My favorite ammo vendor, SGAmmo of Oklahoma, has just published their latest newsletter. They warn:
News from Shotshow 2024: I just got home from 4 days in Las Vegas at the shotshow, where I met with the people from the factories we work with, factory sales people, factory directors and owners, importers, etc. The big point of discussion seemed to be shortness in supply for nitrocellulose, which is the raw material used to make gunpowder and other propellants and explosives. Based on these conversations, the issue seems to be based on 2 factors, decreased availability in the supply chain and increased demand for the manufacturing of military ordnance.
Getting into the details and a little more, a huge percentage of the nitrocellulose used to make gunpowder historically came from China and Russia, however according to my conversations with industry partners, the Chinese manufacturers who historically were the biggest suppliers at over 30% of the market share are no longer willing to ship raw nitrocellulose to the USA or NATO member countries in attempt to reduce the USA & NATO's ability to supply Ukrainian forces with artillery shells, and of course Russia who historically was the 2nd biggest supplier is out of the supply chain as well. This decrease in supply in raw material has gunpowder manufacturers in the USA raising prices dramatically and cutting off many of the smaller ammo manufacturers.
The 2nd part of this issue is the demand for military ordnance, like 155mm artillery shells that use huge quantities gunpowder propellants, and the gunpowder manufacturers switching production to this type of gunpowder with what supply of nitrocellulose they do get. The first reason is that they always put the US government's needs before those of the commercial market, and the second reason is that it is simply much more profitable to manufacturer military ordnance than it is small caliber ammunition, so they get a much more profitable price manufacturing powder for artillery shells.

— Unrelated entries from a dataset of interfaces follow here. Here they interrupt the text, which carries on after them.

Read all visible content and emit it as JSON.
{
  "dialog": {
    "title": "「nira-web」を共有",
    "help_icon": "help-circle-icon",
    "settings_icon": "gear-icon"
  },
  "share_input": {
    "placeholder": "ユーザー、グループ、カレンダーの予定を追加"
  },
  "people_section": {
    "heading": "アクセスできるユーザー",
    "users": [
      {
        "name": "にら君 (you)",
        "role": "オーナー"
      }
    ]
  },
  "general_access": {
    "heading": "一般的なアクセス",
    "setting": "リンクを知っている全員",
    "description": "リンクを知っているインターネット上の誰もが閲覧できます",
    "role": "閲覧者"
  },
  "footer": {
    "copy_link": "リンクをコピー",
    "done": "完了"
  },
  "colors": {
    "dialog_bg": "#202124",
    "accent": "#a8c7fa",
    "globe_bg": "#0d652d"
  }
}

In conclusion, while most of the factories seem to have gunpowder stockpiled today, this issue is expected to catch up to them no later than the summer of 2024 and possibly within a few months, and when it does it will mean the factories will be capable of producing much less small caliber ammunition to sell to the US commercial market. If demand for ammo is low to moderate, you may not see a big change, but if demand were to go way up as it does periodically, the factories will not be able to ramp up capacity to fill that demand. In my opinion, a lot could go wrong in the commercial ammo supply chain in 2024 and it would be wise to stock up sooner than later as 2024 price increases have just started to set in on just a handful of select items so far, and availability is still good which has held prices down temporarily.
This makes sense to me. For example, a single 155mm. artillery round can consume up to 25 pounds of propellant, whereas that same weight of propellant could make many thousands of rounds of rifle or handgun ammunition. Military demand has been off the charts, thanks to sending tens of thousands of artillery and tank ammunition to Ukraine and Israel, and having to replenish our own depleted stocks (not to mention those of several NATO countries).
It's worth thinking about the availability of ammunition if a shooting war should erupt that involves the USA. I know that during World War II, civilian ammunition supplies were almost completely curtailed. Manufacturers simply didn't produce most civilian cartridges and calibers, and everything that was produced went straight to the military. Civilian hunters and shooters who loaded their own ammunition and cast their own bullets were able to continue, but many others hung up their firearms for the duration - they had no choice. Back then the internal security situation was a lot more stable than it is these days, so that didn't pose too much of a problem. Now? I'd be very, very skittish at the thought that I might not be able to defend my family and home.
(There's also the factor that an anti-gun government might use the opportunity to simply ban all civilian sales of ammo and firearms, and even turn to confiscation to get its hands on the millions of rounds in private hands. One can't predict that with any certainty, but I'd regard it as not unlikely.)
Friends, if you use firearms in common military calibers (e.g. 5.56x45mm NATO, 7.62x51mm NATO, 9mm Parabellum, etc.) I'd very strongly suggest that you stockpile enough ammo in those cartridges to see you through a few years of shooting. I also encourage you to stockpile enough .22LR ammo to use for training purposes (either using conversion kits to fit your existing firearms, or dedicated .22LR weapons), because that'll be a whole lot cheaper (and better for your supplies) than using full-patch ammo. However many rounds you store for each of your "service" weapons, I think three to four times as many rounds of .22LR would be a useful accompaniment - and that's for each weapon. YMMV, of course.
Each of us will have to make hard choices as to what we consider essential. I've made mine. I can only suggest that you make your own, quickly, and take steps to implement them while ammo supplies are still relatively freely available, at relatively low cost. That could change almost overnight. It has, in the past. Also . . . it's an election year. Who knows what might come down the pike aimed at gun owners?